---------- Data to examine

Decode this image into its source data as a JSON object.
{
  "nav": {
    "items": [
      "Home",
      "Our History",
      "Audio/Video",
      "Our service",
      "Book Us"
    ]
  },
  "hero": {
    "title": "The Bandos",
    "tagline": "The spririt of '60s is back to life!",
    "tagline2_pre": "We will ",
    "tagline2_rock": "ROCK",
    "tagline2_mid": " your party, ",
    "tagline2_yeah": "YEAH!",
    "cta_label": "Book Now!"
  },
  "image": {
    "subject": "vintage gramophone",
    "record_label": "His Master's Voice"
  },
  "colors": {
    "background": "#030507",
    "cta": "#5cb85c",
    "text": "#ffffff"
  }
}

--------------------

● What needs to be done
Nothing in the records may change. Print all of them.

● Result of this task
Decode this image into its source data as a JSON object.
{
  "nav": {
    "items": [
      "Home",
      "Our History",
      "Audio/Video",
      "Our service",
      "Book Us"
    ]
  },
  "hero": {
    "title": "The Bandos",
    "tagline": "The spririt of '60s is back to life!",
    "tagline2_pre": "We will ",
    "tagline2_rock": "ROCK",
    "tagline2_mid": " your party, ",
    "tagline2_yeah": "YEAH!",
    "cta_label": "Book Now!"
  },
  "image": {
    "subject": "vintage gramophone",
    "record_label": "His Master's Voice"
  },
  "colors": {
    "background": "#030507",
    "cta": "#5cb85c",
    "text": "#ffffff"
  }
}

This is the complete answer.